Wyeth’s World

Their paintings have brought the bucolic beauty of the Brandywine Valley to millions of people around the globe. But spend time with Andrew and Jamie Wyeth, and you’ll soon realize that their art and lives are stranger and darker than they first appear

SPANNING THE BRANDYWINE River, where Pennsylvania and Delaware meet, there’s a bridge to an imagined place.

[sidebar]The bridge looks as you might expect: It’s a covered bridge, wood, wide enough for one horse and carriage, with red-painted boards and stone pillars that stand against the lap and splash of the river. In summer, the light glows green through a screen of leaves; in winter, it comes through white and clean. People call this place — this imagined place — Wyeth Country.

One-laned roads loop and curve through the countryside, and wooden fences walk across hills like old men. Horses and cattle wander in and out of barns. It’s a country built from brick and board and leather and furrowed soil; little wonder painters and admirers of painters have traipsed this valley for generations.

On one particularly fine road, where the view skips across a series of sunlit dells, a smaller lane diverges. A little sign tacked to a tree politely warns that this is a private drive. And the Wyeths, as you again might expect, are private people. For three generations in this corner of Pennsylvania, the Wyeths have built an unprecedented artistic dynasty: the great illustrator N.C., then Andrew, then Jamie. Their influence is immeasurable; they have introduced more of the world to this region than anyone but Rocky Balboa. They are America’s most adored painters, but they are also, it turns out, perhaps the most misunderstood.

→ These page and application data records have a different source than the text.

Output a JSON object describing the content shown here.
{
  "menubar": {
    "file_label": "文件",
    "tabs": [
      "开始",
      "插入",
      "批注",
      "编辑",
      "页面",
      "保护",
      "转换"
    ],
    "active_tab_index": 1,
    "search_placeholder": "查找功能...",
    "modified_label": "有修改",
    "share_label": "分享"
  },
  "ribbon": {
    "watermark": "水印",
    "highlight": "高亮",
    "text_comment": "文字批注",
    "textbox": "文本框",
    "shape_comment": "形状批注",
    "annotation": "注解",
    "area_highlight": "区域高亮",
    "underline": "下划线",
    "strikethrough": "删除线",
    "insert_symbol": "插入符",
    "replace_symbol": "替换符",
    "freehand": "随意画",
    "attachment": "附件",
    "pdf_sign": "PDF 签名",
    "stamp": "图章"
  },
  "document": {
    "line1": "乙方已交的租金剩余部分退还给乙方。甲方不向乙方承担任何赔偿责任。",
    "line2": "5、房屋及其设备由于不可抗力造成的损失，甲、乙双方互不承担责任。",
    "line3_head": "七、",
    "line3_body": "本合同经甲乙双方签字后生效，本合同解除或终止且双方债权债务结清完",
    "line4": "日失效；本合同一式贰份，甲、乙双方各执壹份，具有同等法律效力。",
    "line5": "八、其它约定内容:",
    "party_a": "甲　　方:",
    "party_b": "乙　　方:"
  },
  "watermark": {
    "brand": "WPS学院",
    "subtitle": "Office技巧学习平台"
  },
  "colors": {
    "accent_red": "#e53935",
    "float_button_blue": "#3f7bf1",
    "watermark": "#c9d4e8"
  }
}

Past the sign, down the smaller road, the scenic grace reaches an intensity that’s difficult to believe; the colors and landscape take on the saturation and composition of a painting. Distant white houses settle against a green background, and a white horse rears in the grass near the road ahead — and then continues to rear, suspended in the air. It’s a carousel horse, frozen in its finery. All of this conspires to catch visitors leaning forward on the balls of their feet, as though to inspect a two-dimensional watercolor.

Then, just beyond: an ugly sign planted in the ground, painted with a frightening skull-and-crossbones, and a message:

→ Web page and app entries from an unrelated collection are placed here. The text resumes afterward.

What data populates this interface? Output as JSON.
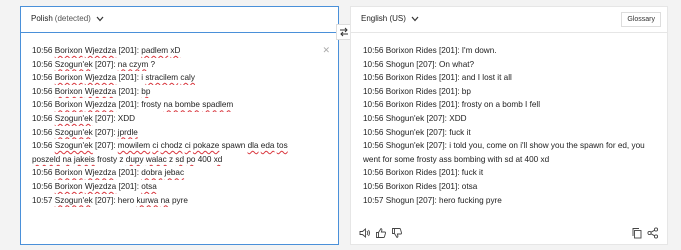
{
  "source": {
    "lang": "Polish",
    "detected": "(detected)",
    "lines": [
      [
        "10:56 ",
        {
          "t": "Borixon",
          "sq": true
        },
        " ",
        {
          "t": "Wjezdza",
          "sq": true
        },
        " [201]: ",
        {
          "t": "padlem",
          "sq": true
        },
        " ",
        {
          "t": "xD",
          "sq": true
        }
      ],
      [
        "10:56 ",
        {
          "t": "Szogun'ek",
          "sq": true
        },
        " [207]: ",
        {
          "t": "na czym",
          "sq": true
        },
        " ?"
      ],
      [
        "10:56 ",
        {
          "t": "Borixon",
          "sq": true
        },
        " ",
        {
          "t": "Wjezdza",
          "sq": true
        },
        " [201]: i ",
        {
          "t": "stracilem",
          "sq": true
        },
        " ",
        {
          "t": "caly",
          "sq": true
        }
      ],
      [
        "10:56 ",
        {
          "t": "Borixon",
          "sq": true
        },
        " ",
        {
          "t": "Wjezdza",
          "sq": true
        },
        " [201]: ",
        {
          "t": "bp",
          "sq": true
        }
      ],
      [
        "10:56 ",
        {
          "t": "Borixon",
          "sq": true
        },
        " ",
        {
          "t": "Wjezdza",
          "sq": true
        },
        " [201]: frosty ",
        {
          "t": "na bombe",
          "sq": true
        },
        " ",
        {
          "t": "spadlem",
          "sq": true
        }
      ],
      [
        "10:56 ",
        {
          "t": "Szogun'ek",
          "sq": true
        },
        " [207]: XDD"
      ],
      [
        "10:56 ",
        {
          "t": "Szogun'ek",
          "sq": true
        },
        " [207]: ",
        {
          "t": "jprdle",
          "sq": true
        }
      ],
      [
        "10:56 ",
        {
          "t": "Szogun'ek",
          "sq": true
        },
        " [207]: ",
        {
          "t": "mowilem",
          "sq": true
        },
        " ",
        {
          "t": "ci",
          "sq": true
        },
        " ",
        {
          "t": "chodz",
          "sq": true
        },
        " ",
        {
          "t": "ci",
          "sq": true
        },
        " ",
        {
          "t": "pokaze",
          "sq": true
        },
        " spawn ",
        {
          "t": "dla",
          "sq": true
        },
        " ",
        {
          "t": "eda",
          "sq": true
        },
        " ",
        {
          "t": "tos",
          "sq": true
        },
        " ",
        {
          "t": "poszeld",
          "sq": true
        },
        " ",
        {
          "t": "na",
          "sq": true
        },
        " ",
        {
          "t": "jakeis",
          "sq": true
        },
        " frosty z ",
        {
          "t": "dupy",
          "sq": true
        },
        " ",
        {
          "t": "walac",
          "sq": true
        },
        " z ",
        {
          "t": "sd",
          "sq": true
        },
        " ",
        {
          "t": "po",
          "sq": true
        },
        " 400 ",
        {
          "t": "xd",
          "sq": true
        }
      ],
      [
        "10:56 ",
        {
          "t": "Borixon",
          "sq": true
        },
        " ",
        {
          "t": "Wjezdza",
          "sq": true
        },
        " [201]: ",
        {
          "t": "dobra",
          "sq": true
        },
        " ",
        {
          "t": "jebac",
          "sq": true
        }
      ],
      [
        "10:56 ",
        {
          "t": "Borixon",
          "sq": true
        },
        " ",
        {
          "t": "Wjezdza",
          "sq": true
        },
        " [201]: ",
        {
          "t": "otsa",
          "sq": true
        }
      ],
      [
        "10:57 ",
        {
          "t": "Szogun'ek",
          "sq": true
        },
        " [207]: hero ",
        {
          "t": "kurwa",
          "sq": true
        },
        " ",
        {
          "t": "na",
          "sq": true
        },
        " pyre"
      ]
    ]
  },
  "target": {
    "lang": "English (US)",
    "glossary": "Glossary",
    "lines": [
      "10:56 Borixon Rides [201]: I'm down.",
      "10:56 Shogun [207]: On what?",
      "10:56 Borixon Rides [201]: and I lost it all",
      "10:56 Borixon Rides [201]: bp",
      "10:56 Borixon Rides [201]: frosty on a bomb I fell",
      "10:56 Shogun'ek [207]: XDD",
      "10:56 Shogun'ek [207]: fuck it",
      "10:56 Shogun'ek [207]: i told you, come on i'll show you the spawn for ed, you went for some frosty ass bombing with sd at 400 xd",
      "10:56 Borixon Rides [201]: fuck it",
      "10:56 Borixon Rides [201]: otsa",
      "10:57 Shogun [207]: hero fucking pyre"
    ]
  },
  "icons": {
    "close": "close-icon",
    "swap": "swap-icon",
    "speaker": "speaker-icon",
    "thumbs_up": "thumbs-up-icon",
    "thumbs_down": "thumbs-down-icon",
    "copy": "copy-icon",
    "share": "share-icon"
  },
  "colors": {
    "accent": "#4a90d9",
    "spell_error": "#d9363e"
  }
}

The sign is unexpected, a dark stroke on an otherwise charming canvas. It recalls the pirates painted by the Wyeth family patriarch, N.C. Wyeth, when he illustrated classic books like Treasure Island, where characters like Billy Bones and Long John Silver hoisted their black Jolly Rogers and prepared to slit throats. There is a streak of something dangerous in the Wyeths; the extent of America’s misunderstanding of them — the depth of their difference — would become clear to me during coming days spent with the Wyeth family, beyond the skull-and-crossbones.

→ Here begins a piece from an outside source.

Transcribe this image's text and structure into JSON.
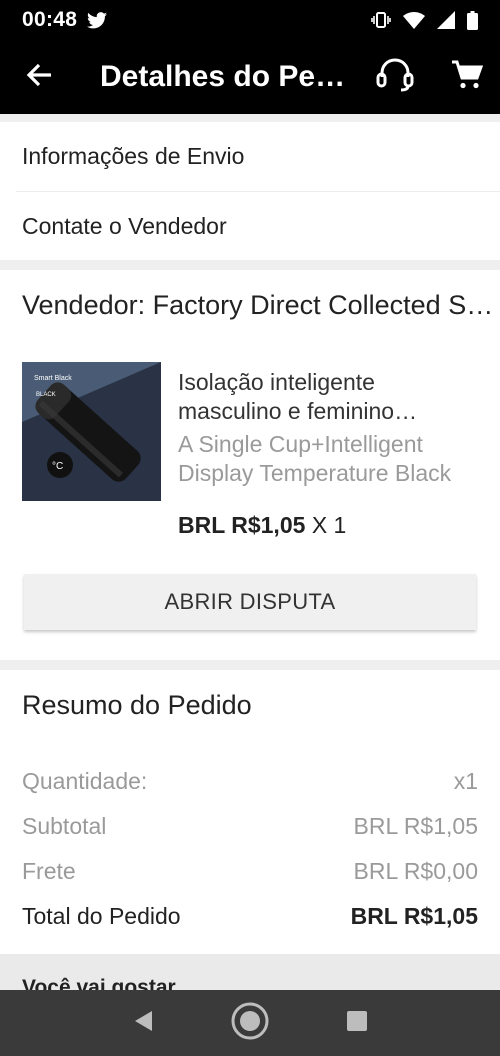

I’d first met Jamie Wyeth a couple of years ago, as he prepared to open a show called “Factory Work” at the Brandywine River Museum. As he arranged paintings by Andy Warhol, Jean-Michel Basquiat and himself, he wondered how the museum’s regular visitors — expecting scenes of rural tranquility — would react. “Do you think they’ll love it?” he said, grinning.